|Minipress||Prazosin||A high blood pressure medication that can be used off-label to treat post-traumatic stress disorder. Typically only prescribed to patients who have PTSD nightmares. Works by blocking the Alpha-1 receptor for norepinephrine.|
|Paxil||Paroxetine||Good for those who have avoidance symptoms with PTSD. Can be helpful for a full range of PTSD symptoms. Works by increasing the mood-enhancing chemical serotonin.|
|Doxazosin||Can help improve sleep while reducing nightmares often associated with PTSD. Works by blocking the alpha-1 receptors in the brain.|
|Topamax||Topiramate||A study by the US Department of Veterans Affairs showed a reduction in hyperarousal symptoms of PTSD. Needs further research.|
|Lamictal||Lamotrigine||Might be effective as a primary PTSD medication. Works to decrease core symptoms of avoidance and re-experiencing trauma.|
Talk to your psychiatrist or healthcare professional about the possible risks and benefits associated with the above medications before starting treatment.
Finding the right medication for PTSD treatment can take time and patience. You may find that the first medication you try isn’t the most effective. Also, most people see a combination of PTSD medication and therapy work best together to improve symptoms.
As with any medication, reaching out to your doctor is the first thing you should do. If you’re hoping to get information about a PTSD medication list or want to find any details about symptoms, options, side effects, or anything else relating to medication, talking to your doctor is important.
To find the right medication for PTSD, go through the following easy steps:
Whenever you seriously consider starting a new medication, being informed is the most important part of the process. Deciding to take medication is a personal, private decision that you’ll need to make for yourself. Enlist the help of doctors, friends, psychiatrists, therapists, and family, but ultimately, you need to be the one to make the decision. If you have questions or concerns, your doctor can be the first place you turn.
If you’re ready to seek out medication for treatment of your PTSD, get connected with a licensed prescriber today.
Nimh.nih.gov.

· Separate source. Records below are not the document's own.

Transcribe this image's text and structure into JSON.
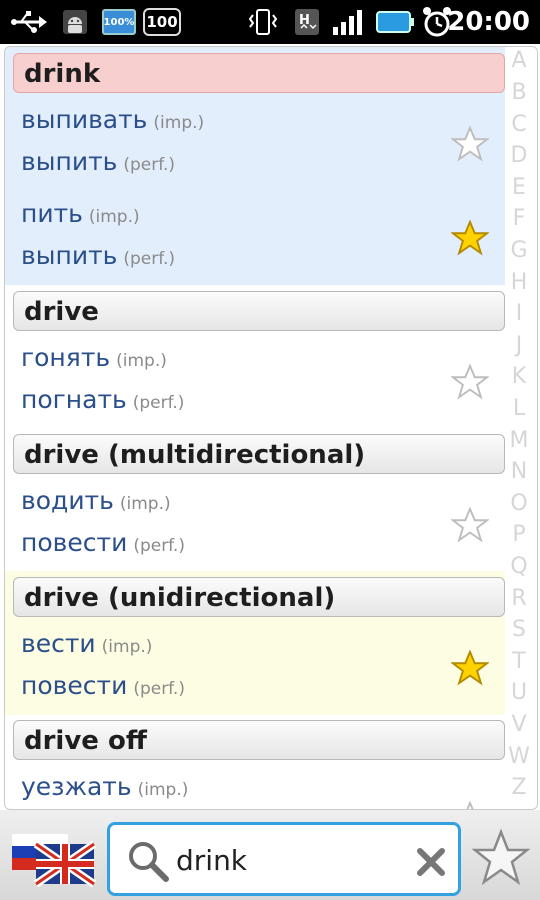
{
  "status_bar": {
    "time": "20:00",
    "battery_percent_badge": "100%",
    "level_badge": "100",
    "icons": [
      "usb-icon",
      "android-debug-icon",
      "battery-percent-icon",
      "level-badge-icon",
      "vibrate-icon",
      "data-transfer-icon",
      "signal-icon",
      "battery-icon",
      "alarm-icon"
    ]
  },
  "entries": [
    {
      "headword": "drink",
      "highlight": "pink",
      "groups": [
        {
          "words": [
            {
              "text": "выпивать",
              "aspect": "(imp.)"
            },
            {
              "text": "выпить",
              "aspect": "(perf.)"
            }
          ],
          "favorite": false
        },
        {
          "words": [
            {
              "text": "пить",
              "aspect": "(imp.)"
            },
            {
              "text": "выпить",
              "aspect": "(perf.)"
            }
          ],
          "favorite": true
        }
      ]
    },
    {
      "headword": "drive",
      "groups": [
        {
          "words": [
            {
              "text": "гонять",
              "aspect": "(imp.)"
            },
            {
              "text": "погнать",
              "aspect": "(perf.)"
            }
          ],
          "favorite": false
        }
      ]
    },
    {
      "headword": "drive (multidirectional)",
      "groups": [
        {
          "words": [
            {
              "text": "водить",
              "aspect": "(imp.)"
            },
            {
              "text": "повести",
              "aspect": "(perf.)"
            }
          ],
          "favorite": false
        }
      ]
    },
    {
      "headword": "drive (unidirectional)",
      "groups": [
        {
          "words": [
            {
              "text": "вести",
              "aspect": "(imp.)"
            },
            {
              "text": "повести",
              "aspect": "(perf.)"
            }
          ],
          "favorite": true
        }
      ]
    },
    {
      "headword": "drive off",
      "groups": [
        {
          "words": [
            {
              "text": "уезжать",
              "aspect": "(imp.)"
            }
          ],
          "favorite": false
        }
      ]
    }
  ],
  "alphabet_index": [
    "A",
    "B",
    "C",
    "D",
    "E",
    "F",
    "G",
    "H",
    "I",
    "J",
    "K",
    "L",
    "M",
    "N",
    "O",
    "P",
    "Q",
    "R",
    "S",
    "T",
    "U",
    "V",
    "W",
    "Z"
  ],
  "search": {
    "value": "drink",
    "language_direction": "ru-en"
  },
  "colors": {
    "selected_entry_bg": "#e3eefc",
    "favorite_entry_bg": "#fdfde3",
    "selected_header_bg": "#f8cfcf",
    "accent": "#33a0e0",
    "word_text": "#2b4f8a",
    "star_filled": "#ffd200"
  }
}
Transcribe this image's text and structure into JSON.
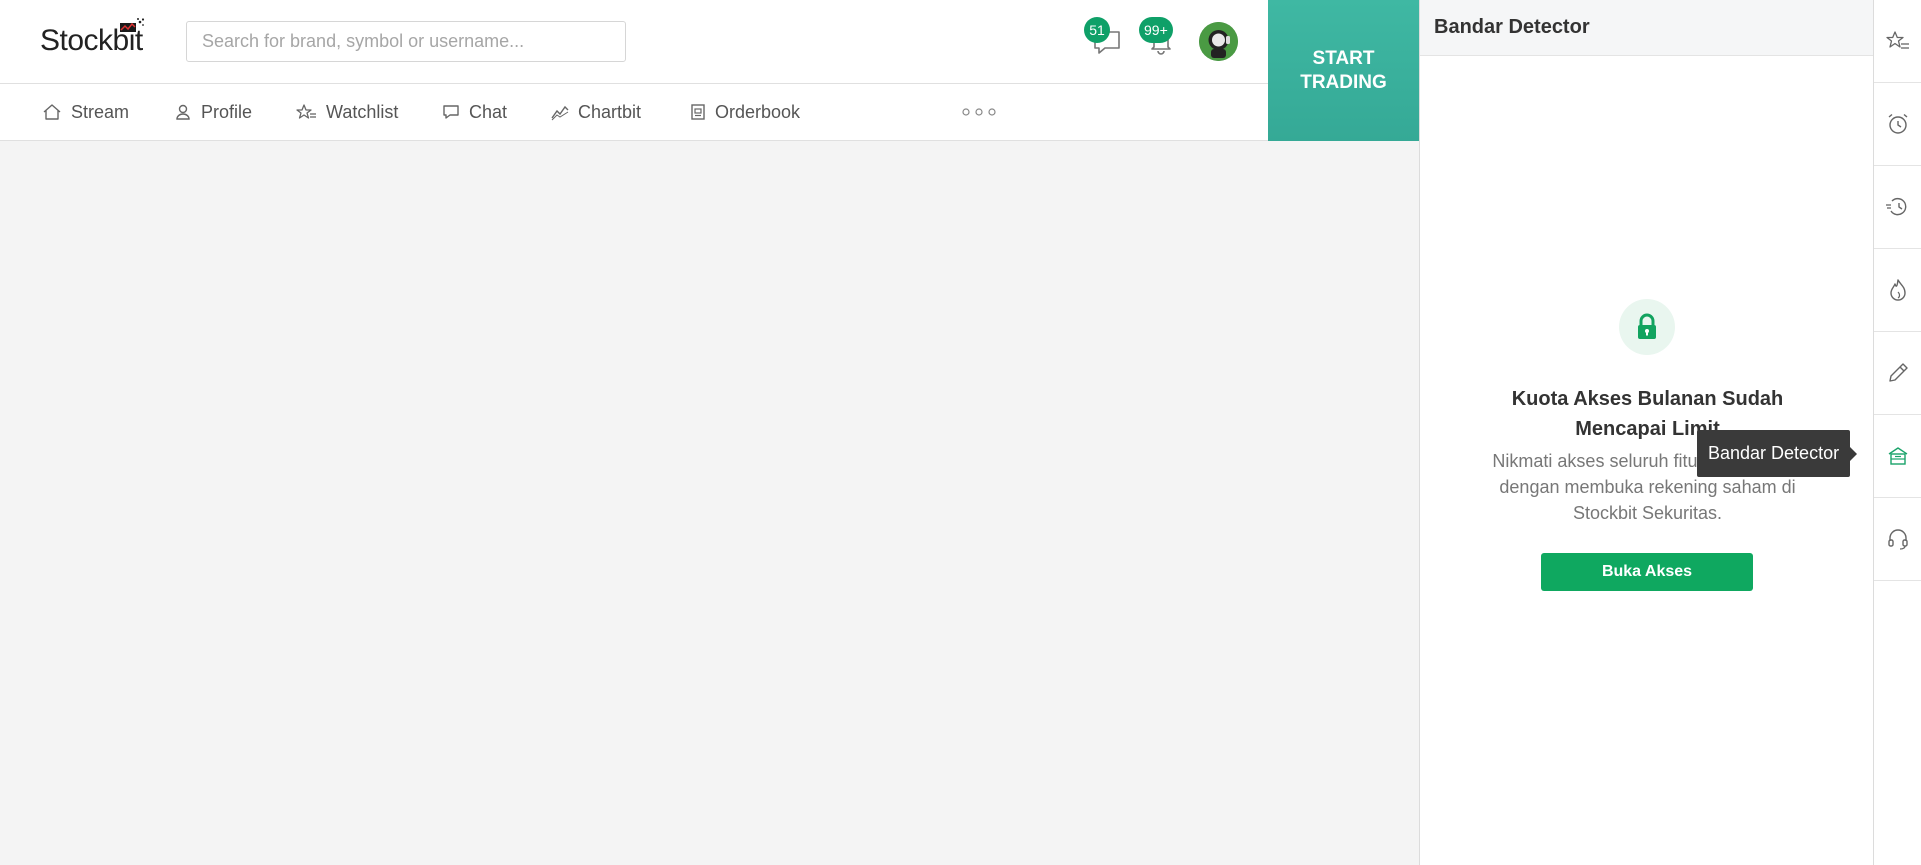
{
  "app": {
    "logo_text": "Stockbit"
  },
  "search": {
    "placeholder": "Search for brand, symbol or username..."
  },
  "header": {
    "messages_badge": "51",
    "notifications_badge": "99+",
    "start_trading_label": "START TRADING"
  },
  "nav": {
    "items": [
      {
        "label": "Stream",
        "icon": "home-icon"
      },
      {
        "label": "Profile",
        "icon": "user-icon"
      },
      {
        "label": "Watchlist",
        "icon": "star-list-icon"
      },
      {
        "label": "Chat",
        "icon": "chat-icon"
      },
      {
        "label": "Chartbit",
        "icon": "chart-line-icon"
      },
      {
        "label": "Orderbook",
        "icon": "orderbook-icon"
      }
    ],
    "more_icon": "more-dots-icon"
  },
  "panel": {
    "title": "Bandar Detector",
    "lock_icon": "lock-icon",
    "quota_title": "Kuota Akses Bulanan Sudah Mencapai Limit",
    "quota_desc": "Nikmati akses seluruh fitur tanpa batas dengan membuka rekening saham di Stockbit Sekuritas.",
    "button_label": "Buka Akses"
  },
  "rail": {
    "items": [
      {
        "name": "watchlist-rail-icon"
      },
      {
        "name": "alarm-icon"
      },
      {
        "name": "history-icon"
      },
      {
        "name": "fire-icon"
      },
      {
        "name": "pencil-icon"
      },
      {
        "name": "bandar-detector-icon",
        "active": true
      },
      {
        "name": "headset-icon"
      }
    ]
  },
  "tooltip": {
    "text": "Bandar Detector"
  },
  "colors": {
    "accent": "#0fa860",
    "start_trading": "#3fb8a3",
    "badge": "#0fa068",
    "main_bg": "#f4f4f4"
  }
}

Published 2021. Accessed October 21, 2021.
Alexander W. P T. 2012;37(1):32-38.
Anxiety and Depression Association of America, ADAA. Adaa.org. Published 2021. Accessed October 21, 2021.
ClinicalTrials.gov, US Department of Veterans Affairs. Accessed October 21, 2021.
American Psychological Association; 2017:11-17. Accessed October 21, 2021.
NAMI: National Alliance on Mental Illness. Nami.org. Published 2017. Accessed October 21, 2021.
Dr. Muhammad Munir, MD, DFAPA, has over 20 years of clinical experience specializing in mood disorders, anxiety disorders, bipolar disorder, PTSD, panic disorder, and ADHD. Dr. Munir believes in “back to basics” the therapeutic alliance between the physician and patients. The hallmark of this alliance is the emphatic process whereby the patient is not only enabled, but educated and encouraged, to take an active role in their psychiatric care and wellbeing.